When the One Region organization recently published its 2012 analysis of 10 key indicators of the quality of life in Northwest Indiana, I joined other region residents in studying the valuable information.
This report presents an honest analysis of where we stand as a region with an unbiased assessment of our many positive points and where we have room for improvement. It’s an ideal reference for Northwest Indiana leaders and concerned citizens to help us plan for the future.
The People chapter states, “We aspire to be a region that is diverse and values inclusion.” This chapter contains an in-depth look at the demographics of Lake, Porter and LaPorte counties.
Our region has seen some amazing changes in the past few decades. An industrial giant for years, it has undergone countless changes as times and people changed.
Region residents moved from our urban core to the developing suburbs. As roads improved, people who no longer needed to live close to their jobs moved to spacious new suburban neighborhoods in Lake, Porter and LaPorte counties.
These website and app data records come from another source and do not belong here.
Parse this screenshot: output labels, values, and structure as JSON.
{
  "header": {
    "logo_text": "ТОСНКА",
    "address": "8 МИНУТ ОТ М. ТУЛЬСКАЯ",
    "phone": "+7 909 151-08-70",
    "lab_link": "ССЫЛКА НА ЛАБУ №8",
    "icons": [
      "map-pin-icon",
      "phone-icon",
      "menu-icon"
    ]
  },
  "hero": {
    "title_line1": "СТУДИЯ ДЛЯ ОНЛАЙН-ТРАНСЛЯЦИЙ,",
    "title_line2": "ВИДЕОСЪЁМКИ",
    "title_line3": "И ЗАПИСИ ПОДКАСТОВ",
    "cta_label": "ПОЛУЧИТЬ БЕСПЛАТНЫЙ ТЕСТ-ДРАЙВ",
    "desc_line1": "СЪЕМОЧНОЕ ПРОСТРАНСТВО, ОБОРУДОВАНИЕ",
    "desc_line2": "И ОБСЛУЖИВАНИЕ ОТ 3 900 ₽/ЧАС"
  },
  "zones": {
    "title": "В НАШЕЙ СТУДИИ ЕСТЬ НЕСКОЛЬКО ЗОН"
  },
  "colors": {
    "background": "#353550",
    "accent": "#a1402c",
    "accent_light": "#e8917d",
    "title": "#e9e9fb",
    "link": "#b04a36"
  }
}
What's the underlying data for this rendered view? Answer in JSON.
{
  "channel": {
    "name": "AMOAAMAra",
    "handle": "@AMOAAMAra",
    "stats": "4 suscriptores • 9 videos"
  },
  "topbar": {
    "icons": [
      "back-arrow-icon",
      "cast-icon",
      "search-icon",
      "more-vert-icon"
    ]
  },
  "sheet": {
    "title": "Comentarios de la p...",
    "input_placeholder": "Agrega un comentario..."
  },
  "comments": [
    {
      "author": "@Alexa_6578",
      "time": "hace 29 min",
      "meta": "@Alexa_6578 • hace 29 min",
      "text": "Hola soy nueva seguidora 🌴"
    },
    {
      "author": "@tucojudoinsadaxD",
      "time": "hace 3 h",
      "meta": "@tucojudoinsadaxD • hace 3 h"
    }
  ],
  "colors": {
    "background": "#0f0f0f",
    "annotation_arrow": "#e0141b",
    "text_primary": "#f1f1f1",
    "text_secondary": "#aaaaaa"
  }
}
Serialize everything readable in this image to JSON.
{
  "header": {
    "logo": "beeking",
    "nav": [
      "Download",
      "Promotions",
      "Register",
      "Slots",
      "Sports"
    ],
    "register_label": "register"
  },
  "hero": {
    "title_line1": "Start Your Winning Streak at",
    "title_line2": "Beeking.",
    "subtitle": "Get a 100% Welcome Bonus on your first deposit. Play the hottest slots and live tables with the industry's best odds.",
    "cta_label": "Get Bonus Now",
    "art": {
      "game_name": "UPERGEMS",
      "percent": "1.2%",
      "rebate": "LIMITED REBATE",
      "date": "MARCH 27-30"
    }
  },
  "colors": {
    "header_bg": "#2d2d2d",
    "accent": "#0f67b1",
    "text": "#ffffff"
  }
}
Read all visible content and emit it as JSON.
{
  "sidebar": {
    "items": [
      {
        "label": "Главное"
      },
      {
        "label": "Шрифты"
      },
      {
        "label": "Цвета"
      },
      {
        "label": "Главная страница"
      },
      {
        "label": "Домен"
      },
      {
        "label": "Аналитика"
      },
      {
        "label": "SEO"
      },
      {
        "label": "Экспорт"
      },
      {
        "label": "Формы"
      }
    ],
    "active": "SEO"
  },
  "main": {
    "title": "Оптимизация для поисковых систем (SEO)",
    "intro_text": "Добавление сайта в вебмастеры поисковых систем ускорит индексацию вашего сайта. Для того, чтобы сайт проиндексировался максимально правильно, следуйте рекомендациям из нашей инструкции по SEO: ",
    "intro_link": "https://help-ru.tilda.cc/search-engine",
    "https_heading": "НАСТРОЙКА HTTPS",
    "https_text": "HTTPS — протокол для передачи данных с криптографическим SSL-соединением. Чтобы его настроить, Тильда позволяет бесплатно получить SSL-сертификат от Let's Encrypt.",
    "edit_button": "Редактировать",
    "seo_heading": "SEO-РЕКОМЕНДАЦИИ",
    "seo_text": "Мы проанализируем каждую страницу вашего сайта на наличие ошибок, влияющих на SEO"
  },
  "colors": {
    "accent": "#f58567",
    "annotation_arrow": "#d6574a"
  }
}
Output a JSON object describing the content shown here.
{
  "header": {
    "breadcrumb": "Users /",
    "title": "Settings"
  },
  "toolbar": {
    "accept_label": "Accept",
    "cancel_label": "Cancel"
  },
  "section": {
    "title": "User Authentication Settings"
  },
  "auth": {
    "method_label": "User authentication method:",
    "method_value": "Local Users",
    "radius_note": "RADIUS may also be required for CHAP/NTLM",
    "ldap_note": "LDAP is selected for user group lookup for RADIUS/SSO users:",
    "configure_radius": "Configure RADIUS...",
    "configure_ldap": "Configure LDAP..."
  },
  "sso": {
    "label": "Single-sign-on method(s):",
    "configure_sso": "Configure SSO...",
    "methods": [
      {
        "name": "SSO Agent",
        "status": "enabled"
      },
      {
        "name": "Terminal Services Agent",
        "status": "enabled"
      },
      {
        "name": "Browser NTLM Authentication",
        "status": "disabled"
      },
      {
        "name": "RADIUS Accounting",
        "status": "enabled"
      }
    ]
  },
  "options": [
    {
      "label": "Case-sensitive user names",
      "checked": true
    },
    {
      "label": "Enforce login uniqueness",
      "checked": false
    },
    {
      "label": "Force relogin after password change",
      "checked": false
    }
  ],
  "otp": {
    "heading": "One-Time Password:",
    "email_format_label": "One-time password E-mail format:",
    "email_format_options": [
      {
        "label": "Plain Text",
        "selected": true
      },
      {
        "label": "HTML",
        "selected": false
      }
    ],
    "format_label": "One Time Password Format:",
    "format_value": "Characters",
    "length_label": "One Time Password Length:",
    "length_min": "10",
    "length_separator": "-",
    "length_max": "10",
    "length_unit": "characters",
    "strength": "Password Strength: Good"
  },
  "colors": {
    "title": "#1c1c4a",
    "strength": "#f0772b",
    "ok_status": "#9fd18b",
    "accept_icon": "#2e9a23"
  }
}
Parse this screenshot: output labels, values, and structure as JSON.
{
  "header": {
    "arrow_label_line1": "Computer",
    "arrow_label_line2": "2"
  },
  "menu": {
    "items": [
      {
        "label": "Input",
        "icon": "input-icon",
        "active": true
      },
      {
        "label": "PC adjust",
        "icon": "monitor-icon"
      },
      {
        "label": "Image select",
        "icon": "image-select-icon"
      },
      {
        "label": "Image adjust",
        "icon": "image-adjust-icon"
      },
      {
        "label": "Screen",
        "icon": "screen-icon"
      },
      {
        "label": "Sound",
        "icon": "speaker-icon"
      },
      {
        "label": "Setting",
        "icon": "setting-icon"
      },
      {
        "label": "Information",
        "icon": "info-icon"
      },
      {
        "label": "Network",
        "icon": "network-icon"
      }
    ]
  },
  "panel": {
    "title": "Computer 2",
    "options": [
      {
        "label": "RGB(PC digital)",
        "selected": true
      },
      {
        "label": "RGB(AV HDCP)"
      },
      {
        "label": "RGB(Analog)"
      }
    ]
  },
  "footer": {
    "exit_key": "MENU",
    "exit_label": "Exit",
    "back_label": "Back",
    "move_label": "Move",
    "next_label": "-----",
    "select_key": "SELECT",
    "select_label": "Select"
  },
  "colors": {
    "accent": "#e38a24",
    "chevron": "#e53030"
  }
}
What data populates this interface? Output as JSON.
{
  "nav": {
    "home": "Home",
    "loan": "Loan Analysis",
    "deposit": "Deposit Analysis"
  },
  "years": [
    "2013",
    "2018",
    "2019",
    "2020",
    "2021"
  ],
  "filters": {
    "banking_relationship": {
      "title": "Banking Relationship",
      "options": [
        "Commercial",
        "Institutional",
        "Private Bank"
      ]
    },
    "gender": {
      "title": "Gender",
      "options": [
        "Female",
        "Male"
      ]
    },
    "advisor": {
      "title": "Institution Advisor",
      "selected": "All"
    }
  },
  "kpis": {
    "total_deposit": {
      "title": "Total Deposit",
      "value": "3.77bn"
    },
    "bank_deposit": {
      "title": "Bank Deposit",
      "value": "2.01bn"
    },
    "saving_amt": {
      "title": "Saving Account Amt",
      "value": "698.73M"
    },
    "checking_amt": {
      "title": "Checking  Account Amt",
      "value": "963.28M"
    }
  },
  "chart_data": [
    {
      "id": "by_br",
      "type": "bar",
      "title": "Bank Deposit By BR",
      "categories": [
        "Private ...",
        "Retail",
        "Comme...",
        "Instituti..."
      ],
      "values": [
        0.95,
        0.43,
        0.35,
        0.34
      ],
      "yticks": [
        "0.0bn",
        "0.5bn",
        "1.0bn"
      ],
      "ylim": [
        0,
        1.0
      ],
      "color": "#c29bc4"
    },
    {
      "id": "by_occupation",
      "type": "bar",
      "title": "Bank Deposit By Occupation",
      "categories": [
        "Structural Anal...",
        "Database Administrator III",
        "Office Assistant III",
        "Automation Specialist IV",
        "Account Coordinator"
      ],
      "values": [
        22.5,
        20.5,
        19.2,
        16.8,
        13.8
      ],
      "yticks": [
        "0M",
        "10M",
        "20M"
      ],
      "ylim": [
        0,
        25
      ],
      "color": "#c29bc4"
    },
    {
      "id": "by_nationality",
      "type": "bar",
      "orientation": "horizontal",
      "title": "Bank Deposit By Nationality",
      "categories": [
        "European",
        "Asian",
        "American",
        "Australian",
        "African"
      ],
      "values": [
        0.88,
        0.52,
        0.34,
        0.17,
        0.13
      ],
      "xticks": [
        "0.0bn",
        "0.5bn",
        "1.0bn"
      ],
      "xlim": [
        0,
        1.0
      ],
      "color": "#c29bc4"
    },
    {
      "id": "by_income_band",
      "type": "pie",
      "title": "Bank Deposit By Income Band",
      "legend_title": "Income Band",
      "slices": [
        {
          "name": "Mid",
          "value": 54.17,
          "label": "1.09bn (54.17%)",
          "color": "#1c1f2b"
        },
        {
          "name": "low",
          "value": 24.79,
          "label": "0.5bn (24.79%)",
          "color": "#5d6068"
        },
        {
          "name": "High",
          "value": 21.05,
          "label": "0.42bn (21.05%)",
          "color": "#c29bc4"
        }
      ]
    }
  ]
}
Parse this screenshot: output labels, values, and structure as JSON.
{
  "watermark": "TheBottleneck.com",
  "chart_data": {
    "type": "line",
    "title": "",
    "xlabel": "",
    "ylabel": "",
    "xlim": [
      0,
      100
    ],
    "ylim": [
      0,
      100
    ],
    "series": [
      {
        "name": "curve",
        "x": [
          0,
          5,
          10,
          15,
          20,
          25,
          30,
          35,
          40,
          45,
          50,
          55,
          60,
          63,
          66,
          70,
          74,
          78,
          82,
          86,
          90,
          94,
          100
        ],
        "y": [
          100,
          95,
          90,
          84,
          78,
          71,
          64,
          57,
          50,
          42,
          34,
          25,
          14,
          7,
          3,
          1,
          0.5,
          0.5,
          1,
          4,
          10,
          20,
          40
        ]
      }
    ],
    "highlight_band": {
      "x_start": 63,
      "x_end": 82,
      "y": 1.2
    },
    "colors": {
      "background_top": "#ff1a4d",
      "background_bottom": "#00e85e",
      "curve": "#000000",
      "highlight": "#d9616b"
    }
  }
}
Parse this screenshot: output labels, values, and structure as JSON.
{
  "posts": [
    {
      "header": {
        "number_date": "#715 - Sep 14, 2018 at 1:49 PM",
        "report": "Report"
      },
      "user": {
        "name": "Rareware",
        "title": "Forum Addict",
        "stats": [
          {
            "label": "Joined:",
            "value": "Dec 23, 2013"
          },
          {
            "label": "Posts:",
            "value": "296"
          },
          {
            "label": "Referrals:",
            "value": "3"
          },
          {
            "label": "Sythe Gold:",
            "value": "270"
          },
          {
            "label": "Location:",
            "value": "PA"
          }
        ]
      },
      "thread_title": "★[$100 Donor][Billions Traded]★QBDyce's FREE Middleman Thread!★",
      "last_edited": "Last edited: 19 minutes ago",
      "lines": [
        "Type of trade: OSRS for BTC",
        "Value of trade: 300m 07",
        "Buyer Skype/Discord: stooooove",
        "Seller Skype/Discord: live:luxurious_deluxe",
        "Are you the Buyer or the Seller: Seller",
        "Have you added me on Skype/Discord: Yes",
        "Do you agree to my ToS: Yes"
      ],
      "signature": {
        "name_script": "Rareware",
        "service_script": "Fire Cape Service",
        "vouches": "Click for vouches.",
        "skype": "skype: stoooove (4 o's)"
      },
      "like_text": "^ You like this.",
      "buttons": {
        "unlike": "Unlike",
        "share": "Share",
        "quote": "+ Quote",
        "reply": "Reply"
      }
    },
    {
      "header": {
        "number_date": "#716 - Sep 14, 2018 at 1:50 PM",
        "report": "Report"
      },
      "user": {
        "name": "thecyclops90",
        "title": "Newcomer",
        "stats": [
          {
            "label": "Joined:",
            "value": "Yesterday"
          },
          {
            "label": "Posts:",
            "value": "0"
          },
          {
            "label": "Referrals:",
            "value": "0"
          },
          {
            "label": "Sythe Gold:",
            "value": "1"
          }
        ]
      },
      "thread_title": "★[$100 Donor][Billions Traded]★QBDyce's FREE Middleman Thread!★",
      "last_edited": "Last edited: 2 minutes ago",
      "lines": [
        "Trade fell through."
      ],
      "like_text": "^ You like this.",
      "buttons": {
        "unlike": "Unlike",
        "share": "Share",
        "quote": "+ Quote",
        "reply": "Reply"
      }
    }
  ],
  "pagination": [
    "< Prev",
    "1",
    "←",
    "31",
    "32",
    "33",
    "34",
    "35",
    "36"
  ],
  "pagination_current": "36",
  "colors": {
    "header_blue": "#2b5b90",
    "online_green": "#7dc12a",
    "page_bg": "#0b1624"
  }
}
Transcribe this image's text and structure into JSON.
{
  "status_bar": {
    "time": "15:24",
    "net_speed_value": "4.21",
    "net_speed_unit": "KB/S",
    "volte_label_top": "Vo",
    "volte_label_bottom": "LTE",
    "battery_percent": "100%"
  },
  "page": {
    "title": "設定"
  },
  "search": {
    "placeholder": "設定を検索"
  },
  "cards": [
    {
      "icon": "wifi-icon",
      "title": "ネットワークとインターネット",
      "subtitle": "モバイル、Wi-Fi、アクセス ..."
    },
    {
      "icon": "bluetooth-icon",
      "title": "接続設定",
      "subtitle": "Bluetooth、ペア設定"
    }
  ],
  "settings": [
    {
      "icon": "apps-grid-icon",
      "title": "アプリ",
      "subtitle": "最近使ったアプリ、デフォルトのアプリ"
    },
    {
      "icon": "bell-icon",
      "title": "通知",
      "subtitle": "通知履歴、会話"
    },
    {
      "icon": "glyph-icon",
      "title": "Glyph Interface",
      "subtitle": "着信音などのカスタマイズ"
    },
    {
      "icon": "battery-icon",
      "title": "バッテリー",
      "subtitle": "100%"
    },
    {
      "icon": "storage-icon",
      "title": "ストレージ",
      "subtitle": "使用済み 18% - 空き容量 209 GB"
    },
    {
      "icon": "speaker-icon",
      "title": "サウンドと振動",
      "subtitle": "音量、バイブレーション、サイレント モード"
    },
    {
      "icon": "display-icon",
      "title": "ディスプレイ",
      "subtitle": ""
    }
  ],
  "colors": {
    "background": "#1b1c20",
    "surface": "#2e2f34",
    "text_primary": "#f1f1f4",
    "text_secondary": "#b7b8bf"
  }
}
Our families have changed, too. We see fewer households with married couples and more single-parent families. More people live alone.
We’re getting older. Our median age in Northwest Indiana has increased from 36.4 years in 2000 to 38.5 in 2010. This trend could have serious implications on region business, employment, health care, education and infrastructure in coming years.
However, our racial and ethnic diversity has seen little change. In 2010 whites continue to account for most of our area population, the African-American population was about the same as it was in the 2006 report at 19 percent, and the Hispanic population grew a few percentage points to 13 percent.
The report reminds us that Northwest Indiana has an amazing diversity of races, ethnic heritage, politics, ages and incomes. A diverse population is an asset for any community.
But our regional differences cannot stand in the way of our building and maintaining a region-wide sense of attachment to our communities and our neighbors who live here.
“Communities whose residents have a strong sense of emotional attachment tend to be more prosperous and forward-looking,” states the Knight Foundation's Soul of the Community Report 2010.
As noted in the One Region report, the Knight study rated the emotional connection within the Lake, Porter, LaPorte county region at 2.80 out of a possible 5 points. That is significantly worse than the 3.57 average for 26 cities studied nationally.
That is sobering, but not surprising, information.
As its name indicates, the One Region organization, is committed to bringing Northwest Indiana people and their communities together so we may share from the many strengths our area's people and resources have to offer. For too long, there has been a perceived regional competition and sometimes real separation that hinders us from moving ahead.
One Region will sponsor community conversations, funded through the Knight Foundation, so we can better understand how to strengthen the bonds among our residents and our cities and towns.
For those of us who call this region home, it is vital that we recognize that we are one region, with similar concerns, desires and ambitions. I hope to see you at one of the upcoming community conversations.
James B. Dworkin is chancellor at Purdue University North Central. The opinion expressed in this column is the writer's and not necessarily that of The Times.